the controller in determining the mode signal to represent the second mode at least one of deactivates a predetermined portion of the circuit and reduces a supply voltage to the predetermined portion of the circuit to a predetermined value.
46. A circuit according to claim 42 wherein,
the mode signal is established in dependence upon an operating mode of an electronic device comprising the circuit, the operating mode of the electronic device being determined in dependence upon at least one of a target output power of the amplifier and a target power consumption of the circuit.
the mode signal is established in dependence upon an operating mode of an electronic device comprising the circuit, the operating mode of the electronic device being determined in dependence upon at least one of a target output power of the amplifier and a target power consumption of the circuit.
47. A circuit according to claim 40 wherein,
the separator adjusts at least one of the phase of an error signal component, an amplitude of an error signal component, and a time delay of the error signal component in dependence upon the control signal.
the separator adjusts at least one of the phase of an error signal component, an amplitude of an error signal component, and a time delay of the error signal component in dependence upon the control signal.

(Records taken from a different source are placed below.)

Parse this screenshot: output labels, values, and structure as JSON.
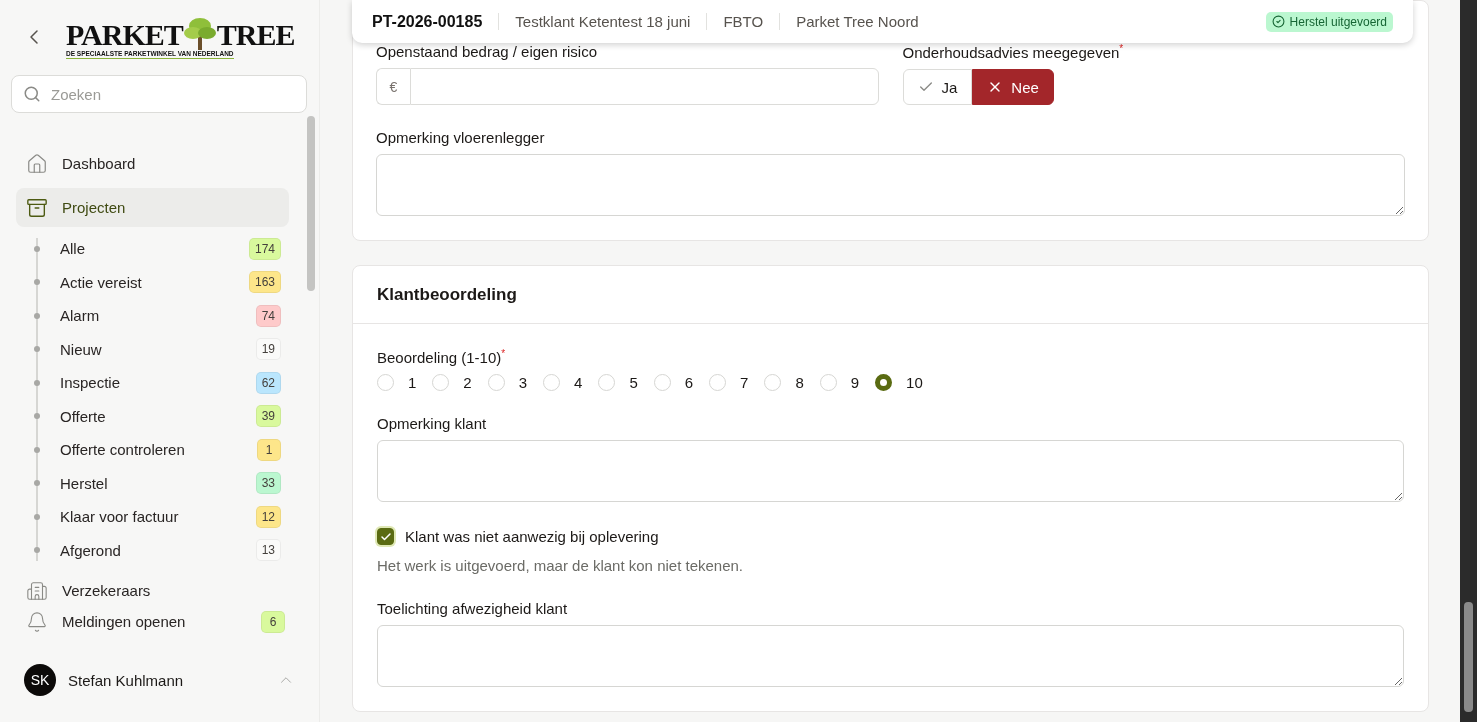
{
  "sidebar": {
    "logo": {
      "left": "PARKET",
      "right": "TREE",
      "tagline": "DE SPECIAALSTE PARKETWINKEL VAN NEDERLAND"
    },
    "search": {
      "placeholder": "Zoeken"
    },
    "nav": [
      {
        "label": "Dashboard",
        "kind": "home",
        "selected": false
      },
      {
        "label": "Projecten",
        "kind": "projects",
        "selected": true,
        "children": [
          {
            "label": "Alle",
            "count": "174",
            "color": "#d9f99d"
          },
          {
            "label": "Actie vereist",
            "count": "163",
            "color": "#fde68a"
          },
          {
            "label": "Alarm",
            "count": "74",
            "color": "#fecaca"
          },
          {
            "label": "Nieuw",
            "count": "19",
            "color": "#fafaf9"
          },
          {
            "label": "Inspectie",
            "count": "62",
            "color": "#bae6fd"
          },
          {
            "label": "Offerte",
            "count": "39",
            "color": "#d9f99d"
          },
          {
            "label": "Offerte controleren",
            "count": "1",
            "color": "#fde68a"
          },
          {
            "label": "Herstel",
            "count": "33",
            "color": "#bbf7d0"
          },
          {
            "label": "Klaar voor factuur",
            "count": "12",
            "color": "#fde68a"
          },
          {
            "label": "Afgerond",
            "count": "13",
            "color": "#fafaf9"
          }
        ]
      },
      {
        "label": "Verzekeraars",
        "kind": "building",
        "selected": false
      }
    ],
    "notifications": {
      "label": "Meldingen openen",
      "count": "6",
      "color": "#d9f99d"
    },
    "user": {
      "initials": "SK",
      "name": "Stefan Kuhlmann"
    }
  },
  "header": {
    "project_id": "PT-2026-00185",
    "fields": [
      "Testklant Ketentest 18 juni",
      "FBTO",
      "Parket Tree Noord"
    ],
    "status": "Herstel uitgevoerd"
  },
  "payment": {
    "label": "Openstaand bedrag / eigen risico",
    "currency": "€"
  },
  "maintenance_advice": {
    "label": "Onderhoudsadvies meegegeven",
    "required_mark": "*",
    "options": [
      {
        "label": "Ja",
        "kind": "yes",
        "selected": false
      },
      {
        "label": "Nee",
        "kind": "no",
        "selected": true
      }
    ]
  },
  "installer_remark": {
    "label": "Opmerking vloerenlegger"
  },
  "rating_section": {
    "title": "Klantbeoordeling",
    "rating": {
      "label": "Beoordeling (1-10)",
      "required_mark": "*",
      "options": [
        {
          "label": "1",
          "selected": false
        },
        {
          "label": "2",
          "selected": false
        },
        {
          "label": "3",
          "selected": false
        },
        {
          "label": "4",
          "selected": false
        },
        {
          "label": "5",
          "selected": false
        },
        {
          "label": "6",
          "selected": false
        },
        {
          "label": "7",
          "selected": false
        },
        {
          "label": "8",
          "selected": false
        },
        {
          "label": "9",
          "selected": false
        },
        {
          "label": "10",
          "selected": true
        }
      ]
    },
    "customer_remark": {
      "label": "Opmerking klant"
    },
    "absent": {
      "label": "Klant was niet aanwezig bij oplevering",
      "checked": true,
      "hint": "Het werk is uitgevoerd, maar de klant kon niet tekenen."
    },
    "absence_note": {
      "label": "Toelichting afwezigheid klant"
    }
  }
}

48. A circuit according to claim 40 wherein,
the separator further comprises a low pass filter, the low pass filter for filtering an error signal component, the low pass filter characterized by at least a cutoff frequency, the product of the cutoff frequency, in MHz, multiplied by the time delay, in ns, from the output port of the amplifier to the input port of the amplifier is less than 25 MHzns.
the separator further comprises a low pass filter, the low pass filter for filtering an error signal component, the low pass filter characterized by at least a cutoff frequency, the product of the cutoff frequency, in MHz, multiplied by the time delay, in ns, from the output port of the amplifier to the input port of the amplifier is less than 25 MHzns.

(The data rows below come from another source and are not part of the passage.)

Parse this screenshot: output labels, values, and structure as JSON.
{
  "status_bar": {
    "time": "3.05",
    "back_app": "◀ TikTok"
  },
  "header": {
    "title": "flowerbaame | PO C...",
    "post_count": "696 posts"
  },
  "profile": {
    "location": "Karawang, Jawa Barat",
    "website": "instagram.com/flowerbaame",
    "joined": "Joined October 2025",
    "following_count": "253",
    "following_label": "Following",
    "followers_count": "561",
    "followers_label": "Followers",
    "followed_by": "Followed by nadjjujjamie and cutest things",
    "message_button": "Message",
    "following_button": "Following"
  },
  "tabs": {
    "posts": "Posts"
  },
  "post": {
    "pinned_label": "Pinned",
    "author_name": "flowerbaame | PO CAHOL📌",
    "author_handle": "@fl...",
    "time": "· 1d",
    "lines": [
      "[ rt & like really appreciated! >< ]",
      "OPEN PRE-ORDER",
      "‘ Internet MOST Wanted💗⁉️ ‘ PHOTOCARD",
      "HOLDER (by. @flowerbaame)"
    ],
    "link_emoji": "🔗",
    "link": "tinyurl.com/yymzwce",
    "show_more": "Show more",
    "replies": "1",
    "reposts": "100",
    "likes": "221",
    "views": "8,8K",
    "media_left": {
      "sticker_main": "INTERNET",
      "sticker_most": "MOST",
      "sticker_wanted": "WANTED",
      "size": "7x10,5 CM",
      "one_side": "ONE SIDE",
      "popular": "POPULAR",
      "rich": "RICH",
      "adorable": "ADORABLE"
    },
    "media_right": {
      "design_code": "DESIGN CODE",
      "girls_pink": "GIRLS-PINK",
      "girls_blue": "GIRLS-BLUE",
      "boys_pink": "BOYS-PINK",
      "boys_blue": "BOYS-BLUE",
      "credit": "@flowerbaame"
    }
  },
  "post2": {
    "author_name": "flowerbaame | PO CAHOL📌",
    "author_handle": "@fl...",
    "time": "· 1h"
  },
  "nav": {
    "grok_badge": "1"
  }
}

49. A circuit according to claim 40 wherein,
providing a first predetermined portion of the circuit as portion of a first integrated circuit;
providing a second predetermined portion of the circuit as a portion of a second integrated circuit; and,
assembling the first and second integrated circuits, the assembly minimizing the time delay from the amplifier output port to the amplifier input port.
providing a first predetermined portion of the circuit as portion of a first integrated circuit;
providing a second predetermined portion of the circuit as a portion of a second integrated circuit; and,
assembling the first and second integrated circuits, the assembly minimizing the time delay from the amplifier output port to the amplifier input port.
50. A method according to claim 40 comprising;
providing a first predetermined portion of the circuit as a portion of a first circuit package;
providing a second predetermined portion of the circuit as a portion of a second circuit package; and,
assembling the first and second circuit packages, the assembly reducing the time delay from the amplifier output port to the amplifier input port.
providing a first predetermined portion of the circuit as a portion of a first circuit package;
providing a second predetermined portion of the circuit as a portion of a second circuit package; and,
assembling the first and second circuit packages, the assembly reducing the time delay from the amplifier output port to the amplifier input port.
51. A method according to claim 50 comprising;
providing a predetermined portion of the circuit as a portion of its respective circuit package comprises placing the respective portion of the circuit within the circuit package to reduce the time delay associated with the portion of the electrical circuit and its respective circuit package.
providing a predetermined portion of the circuit as a portion of its respective circuit package comprises placing the respective portion of the circuit within the circuit package to reduce the time delay associated with the portion of the electrical circuit and its respective circuit package.